The rest of us have issues. We misinterpret each other, and have bad habits of perception and feeling, deeply engrained. It takes marriage counseling to figure out how we got into this mess, and why we do things that are so clearly not in our best interest. We thought that the technology worked in a certain way, but it took us in another direction, and in the end, we had no control over the relationship. Frustrated and angry, we have less of a handle on how it works than we ever did. But now, we couldn't give it up if we tried; we are so used to using it, we can barely function without it.
Grammar can be defined as the relations between words that the computer can't catch, or, that can't be properly programmed into the computer. Simple things, like the -s on verbs, are easily programmable, for the most part, and are only an issue in extreme circumstances. Grammar is the stuff that native speakers know but don't know how to explain, because it can't be put into words easily, and nobody ever explained it to us in the first place. To the marriage counselor, the secret is to get each person to realize what they really want. Do not ask marriage to do something it cannot do. Recognize the fallibility of your partner and work to make yourself a better partner. Undo the dangerous and twisted perceptions, that are really habits of talking to yourself, that undermine your progress. Try to remember the time when you were sure this was the answer, absolutely what you were looking for, the end of your constant seeking and dissatisfaction.
A one-night stand would be when you tried something, but you got the sense that it wouldn't, and shouldn't, become a permanent thing. You weren't even sure you'd ever try it again. Are you sorry you did it? Maybe. A lot of people experiment. There's no sense being judgmental about it.

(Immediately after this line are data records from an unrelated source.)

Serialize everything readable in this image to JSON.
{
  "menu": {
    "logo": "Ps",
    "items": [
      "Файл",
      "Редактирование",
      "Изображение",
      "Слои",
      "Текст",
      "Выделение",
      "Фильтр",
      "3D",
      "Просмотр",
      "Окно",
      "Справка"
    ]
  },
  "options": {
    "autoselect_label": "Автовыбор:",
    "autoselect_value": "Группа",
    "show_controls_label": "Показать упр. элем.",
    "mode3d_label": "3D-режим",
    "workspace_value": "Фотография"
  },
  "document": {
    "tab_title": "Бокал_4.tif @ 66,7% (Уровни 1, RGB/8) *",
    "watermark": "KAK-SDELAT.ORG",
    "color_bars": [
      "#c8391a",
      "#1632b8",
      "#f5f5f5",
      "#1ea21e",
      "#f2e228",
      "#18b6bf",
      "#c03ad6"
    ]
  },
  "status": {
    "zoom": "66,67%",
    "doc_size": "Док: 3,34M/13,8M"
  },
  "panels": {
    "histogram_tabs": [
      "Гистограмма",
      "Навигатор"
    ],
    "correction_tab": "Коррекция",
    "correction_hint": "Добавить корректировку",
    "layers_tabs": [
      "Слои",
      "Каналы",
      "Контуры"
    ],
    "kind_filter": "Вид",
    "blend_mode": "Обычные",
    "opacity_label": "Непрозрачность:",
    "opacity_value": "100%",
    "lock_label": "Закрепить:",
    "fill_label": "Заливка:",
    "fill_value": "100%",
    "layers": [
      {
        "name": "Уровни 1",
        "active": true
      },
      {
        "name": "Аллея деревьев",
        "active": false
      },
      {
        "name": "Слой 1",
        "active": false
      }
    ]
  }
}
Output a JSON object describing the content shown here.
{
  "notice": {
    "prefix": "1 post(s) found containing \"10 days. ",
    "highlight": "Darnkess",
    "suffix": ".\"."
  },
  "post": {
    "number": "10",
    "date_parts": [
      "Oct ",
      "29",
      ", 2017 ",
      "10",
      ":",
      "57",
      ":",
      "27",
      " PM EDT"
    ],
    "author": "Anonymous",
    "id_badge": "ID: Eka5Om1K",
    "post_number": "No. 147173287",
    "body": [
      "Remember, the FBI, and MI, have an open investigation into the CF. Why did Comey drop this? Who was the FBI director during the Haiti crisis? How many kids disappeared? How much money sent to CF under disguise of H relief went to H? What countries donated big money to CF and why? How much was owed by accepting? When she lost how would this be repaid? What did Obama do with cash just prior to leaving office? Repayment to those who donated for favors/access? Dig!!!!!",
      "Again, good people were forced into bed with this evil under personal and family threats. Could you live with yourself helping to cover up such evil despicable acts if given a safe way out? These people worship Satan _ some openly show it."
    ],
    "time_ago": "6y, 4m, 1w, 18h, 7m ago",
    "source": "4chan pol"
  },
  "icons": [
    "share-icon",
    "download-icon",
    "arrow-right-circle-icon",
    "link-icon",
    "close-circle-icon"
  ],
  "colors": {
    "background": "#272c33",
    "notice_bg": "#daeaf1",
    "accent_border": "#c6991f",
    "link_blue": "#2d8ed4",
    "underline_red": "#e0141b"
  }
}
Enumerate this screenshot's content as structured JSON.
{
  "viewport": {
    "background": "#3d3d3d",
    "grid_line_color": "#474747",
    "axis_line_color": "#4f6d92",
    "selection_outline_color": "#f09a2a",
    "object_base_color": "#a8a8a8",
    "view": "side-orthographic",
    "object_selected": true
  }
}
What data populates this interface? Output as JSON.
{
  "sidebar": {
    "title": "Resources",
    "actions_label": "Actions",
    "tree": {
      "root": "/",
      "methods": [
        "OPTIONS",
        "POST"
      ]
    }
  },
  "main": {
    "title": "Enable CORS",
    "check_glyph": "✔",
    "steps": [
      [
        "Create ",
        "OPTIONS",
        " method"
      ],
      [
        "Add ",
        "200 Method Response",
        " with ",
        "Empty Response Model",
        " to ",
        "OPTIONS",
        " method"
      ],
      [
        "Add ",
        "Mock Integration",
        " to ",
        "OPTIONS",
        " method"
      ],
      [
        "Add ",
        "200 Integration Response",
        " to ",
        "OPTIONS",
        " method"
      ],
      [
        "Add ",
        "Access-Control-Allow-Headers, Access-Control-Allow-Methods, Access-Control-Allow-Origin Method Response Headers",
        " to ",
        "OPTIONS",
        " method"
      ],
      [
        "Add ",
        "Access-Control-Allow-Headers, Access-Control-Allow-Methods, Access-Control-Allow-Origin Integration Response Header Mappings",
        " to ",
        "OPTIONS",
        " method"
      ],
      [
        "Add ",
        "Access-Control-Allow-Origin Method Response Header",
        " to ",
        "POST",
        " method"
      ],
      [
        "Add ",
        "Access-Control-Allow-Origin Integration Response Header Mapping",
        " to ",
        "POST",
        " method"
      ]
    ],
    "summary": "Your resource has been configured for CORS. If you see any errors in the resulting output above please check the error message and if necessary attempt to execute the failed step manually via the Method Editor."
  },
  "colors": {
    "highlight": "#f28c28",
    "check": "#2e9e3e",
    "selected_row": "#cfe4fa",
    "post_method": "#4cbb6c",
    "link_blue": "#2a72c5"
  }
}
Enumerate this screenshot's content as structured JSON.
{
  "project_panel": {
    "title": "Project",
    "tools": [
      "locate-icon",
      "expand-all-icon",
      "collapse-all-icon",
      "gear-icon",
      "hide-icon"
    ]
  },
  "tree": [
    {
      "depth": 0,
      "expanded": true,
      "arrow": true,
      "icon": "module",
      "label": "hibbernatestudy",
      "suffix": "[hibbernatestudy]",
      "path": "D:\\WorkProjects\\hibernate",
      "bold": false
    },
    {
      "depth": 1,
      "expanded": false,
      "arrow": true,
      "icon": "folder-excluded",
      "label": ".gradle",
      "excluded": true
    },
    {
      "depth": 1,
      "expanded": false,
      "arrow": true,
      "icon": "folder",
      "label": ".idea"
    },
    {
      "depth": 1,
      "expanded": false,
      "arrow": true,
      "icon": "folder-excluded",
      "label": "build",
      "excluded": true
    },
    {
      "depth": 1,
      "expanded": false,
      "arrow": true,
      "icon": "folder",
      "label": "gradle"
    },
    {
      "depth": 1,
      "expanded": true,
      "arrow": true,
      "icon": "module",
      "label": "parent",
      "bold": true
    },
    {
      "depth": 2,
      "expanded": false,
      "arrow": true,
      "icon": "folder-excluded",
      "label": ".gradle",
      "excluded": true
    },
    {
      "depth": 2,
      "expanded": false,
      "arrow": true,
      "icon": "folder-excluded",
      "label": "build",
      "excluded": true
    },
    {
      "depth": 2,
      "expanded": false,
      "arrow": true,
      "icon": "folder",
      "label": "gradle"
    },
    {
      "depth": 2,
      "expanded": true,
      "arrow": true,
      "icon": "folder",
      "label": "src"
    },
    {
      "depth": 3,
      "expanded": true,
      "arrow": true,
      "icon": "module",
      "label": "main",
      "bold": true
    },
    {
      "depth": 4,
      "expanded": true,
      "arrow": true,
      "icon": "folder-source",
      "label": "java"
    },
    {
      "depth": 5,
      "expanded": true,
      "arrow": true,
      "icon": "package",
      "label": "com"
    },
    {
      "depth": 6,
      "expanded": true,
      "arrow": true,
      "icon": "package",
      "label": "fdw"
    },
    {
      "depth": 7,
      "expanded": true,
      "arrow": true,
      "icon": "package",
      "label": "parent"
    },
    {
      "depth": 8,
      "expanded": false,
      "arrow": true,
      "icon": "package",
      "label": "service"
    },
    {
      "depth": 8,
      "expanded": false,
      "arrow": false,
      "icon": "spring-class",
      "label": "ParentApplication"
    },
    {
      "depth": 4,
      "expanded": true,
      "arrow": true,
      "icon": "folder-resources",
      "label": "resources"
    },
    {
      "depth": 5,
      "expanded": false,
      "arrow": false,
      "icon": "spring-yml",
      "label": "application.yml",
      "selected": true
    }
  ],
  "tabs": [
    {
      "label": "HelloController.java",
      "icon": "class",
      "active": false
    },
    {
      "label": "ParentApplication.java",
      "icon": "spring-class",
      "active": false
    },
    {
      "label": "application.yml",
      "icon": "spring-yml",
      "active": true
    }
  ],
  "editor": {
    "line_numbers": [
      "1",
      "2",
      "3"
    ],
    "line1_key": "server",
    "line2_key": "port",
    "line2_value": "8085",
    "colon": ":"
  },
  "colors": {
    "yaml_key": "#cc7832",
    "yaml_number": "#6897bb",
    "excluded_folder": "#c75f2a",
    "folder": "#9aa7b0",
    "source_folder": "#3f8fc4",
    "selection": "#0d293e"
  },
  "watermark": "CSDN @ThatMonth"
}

A shotgun wedding is a kind of forced alliance; you are given a certain situation, and you have it whether you wanted it or not; you were deprived of that nice long period of mulling over whether it was really the right thing or not. Now that you are together, everyone notices that it's not a perfect match; in some ways neither of you had a clue what you were getting into. There are some things you will never understand. Nevertheless, you live with it; it is what it is, and it's easier, and better, to work with it the way it is, as opposed to, say, taking vows of celibacy, or having a string of one-night stands.